Friday, September 3, 2010
Now, we've already had one deal with them, but this one is for single bottles, and we got a deep discount of 40% off their phenomenal 2006 Pinot Noir. We've only got 50 bottles of it, though, so once it's gone, it's gone. You can click the link to buy it now, and read below for my write-up of it.
18596 Lomita Avenue
Sonoma, CA 95476
Sipping a wine from Hanzell is like tasting the history of Sonoma Valley winemaking itself. Back in the 1950’s, James David Zellerbach was kind of like the mad scientist of Sonoma, believing that he could use modern scientific techniques and equipment to control the winemaking process and produce world-class wines at Hanzell. Turns out his experiments paid off. Mwa ha ha ha! No, Zellerbach didn’t take over the world, but thanks to his foresight, the winery was the first in Sonoma to produce high-quality wines after the dark days of Prohibition, and ever since its first vintage in 1957, Hanzell has been producing some of the finest Chardonnays and Pinot Noirs in California from vineyards on the vertiginous slopes of the Mayacamas Mountain Range.
The 2006 Pinot Noir has all the qualities of an illicit romp after a summertime picnic: sweet and tart fruit notes of strawberry and blackberry, exotic spices of clove and cardamom, with just a hint of humid hay and green leaves to make it exhilaratingly wild yet familiarly approachable. We’d drink it with roasted rosemary lamb chops and a side of mint couscous.
A bottle of their 2006 Pinot Noir usually goes for about $90, but we scored it for you at a 40% discount of just $54. So start buying, because we’ve only got 48 bottles to sell, and once we’re out, we’re out!
- Hanzell’s original owner, James David Zellerbach, was President Truman’s post-World War II ambassador to Italy, and that’s where he developed his love for wine and winemaking.
- The winery’s name is actually a mash-up of Hana Zellerbach’s (James’s wife) first and last names.
- Some of the vineyard slopes at Hanzell are so steep that the winery employs a cadre of Nepalese vineyard hands who are accustomed to working at gravity-defying angles, and lead treks to the summit of the vineyards.
- The winery only produces 5,000 cases of wine from its 46 acres annually, and of that, only a quarter is Pinot Noir.
Thursday, September 2, 2010
Whist at the Viceroy
1819 Ocean Avenue
Santa Monica, CA 90401
Chef Tony DiSalvo’s menu at Whist is kind of like the montage makeover scene in a teen comedy where the ugly duckling is transformed into the prom queen.
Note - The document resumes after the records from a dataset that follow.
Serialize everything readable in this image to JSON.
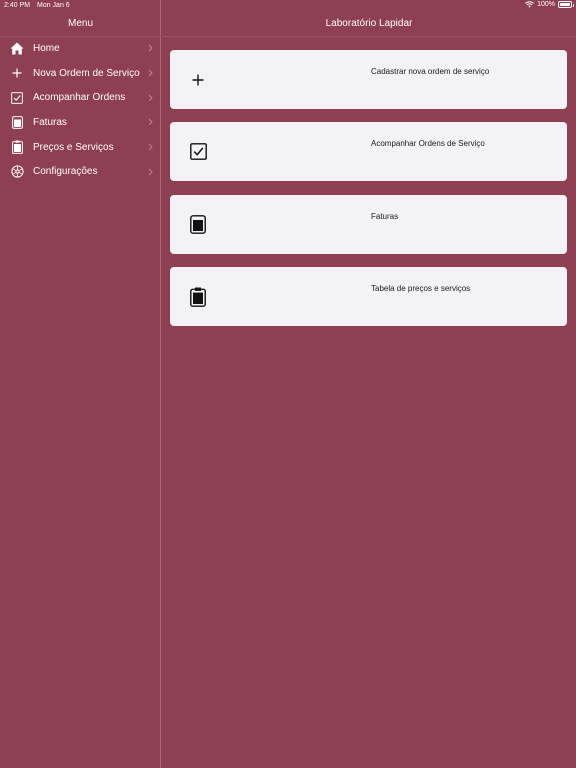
{
  "status_bar": {
    "time": "2:40 PM",
    "date": "Mon Jan 6",
    "battery": "100%"
  },
  "sidebar": {
    "title": "Menu",
    "items": [
      {
        "label": "Home",
        "icon": "home-icon"
      },
      {
        "label": "Nova Ordem de Serviço",
        "icon": "plus-icon"
      },
      {
        "label": "Acompanhar Ordens",
        "icon": "checkbox-icon"
      },
      {
        "label": "Faturas",
        "icon": "invoice-icon"
      },
      {
        "label": "Preços e Serviços",
        "icon": "clipboard-icon"
      },
      {
        "label": "Configurações",
        "icon": "settings-icon"
      }
    ]
  },
  "main": {
    "title": "Laboratório Lapidar",
    "cards": [
      {
        "label": "Cadastrar nova ordem de serviço",
        "icon": "plus-icon"
      },
      {
        "label": "Acompanhar Ordens de Serviço",
        "icon": "checkbox-icon"
      },
      {
        "label": "Faturas",
        "icon": "invoice-icon"
      },
      {
        "label": "Tabela de preços e serviços",
        "icon": "clipboard-icon"
      }
    ]
  },
  "colors": {
    "background": "#8e3f52",
    "card": "#f3f3f7",
    "text": "#ffffff"
  }
}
His menu draws from various cuisines (though it’s mostly Mediterranean-skewed), but DiSalvo says that “the common thread is using unexpected combinations of flavors and spices,” like his seared diver scallops with cauliflower, capers, currants and pine nuts. “Cauliflower is not the most common or sexy ingredient, but it’s surprisingly wonderful.” The dishes sound pretty surprising to us, especially the roasted black sea bass with sugar snap peas, kaffir lime and mizuna in lobster-coconut broth; and the grilled beef tenderloin with rhubarb mustard, crispy soba and English pea-coriander vinaigrette. If that’s not sexy enough for you, Kelly Wearstler’s fantastical take on mid-century modern décor should get the design dorks raring, while the outdoor cabana tables by the pool are reminiscent of a bygone golden Hollywood era. Is that the next hot starlet walking by? If all that still hasn’t gotten you in the mood, try one of Pastry Chef Brooke Mosley’s irresistible desserts. The strawberry tart with buttermilk ice cream and candied pistachios seals the deal every time.
- Chef Tony DiSalvo fast-talked his way into his first kitchen job at the Hotel Thayer in New York’s Hudson Valley when he was just 13 years old. Beats our old summer jobs.
- Chef DiSalvo’s resumes contains entries with some pretty big names in the culinary world including jobs at several of Jean-Georges Vongerichten’s restaurants, Tom Colicchio at Gramercy Tavern, and Philippe Schmidt at La Goulue.
- Love the Viceroy but don’t have enough time for a full meal? Try grabbing a quick drink at the lobby’s Cameo Bar. Chances are you’ll make new friends before you even have a chance to settle into one of the high-backed armchairs.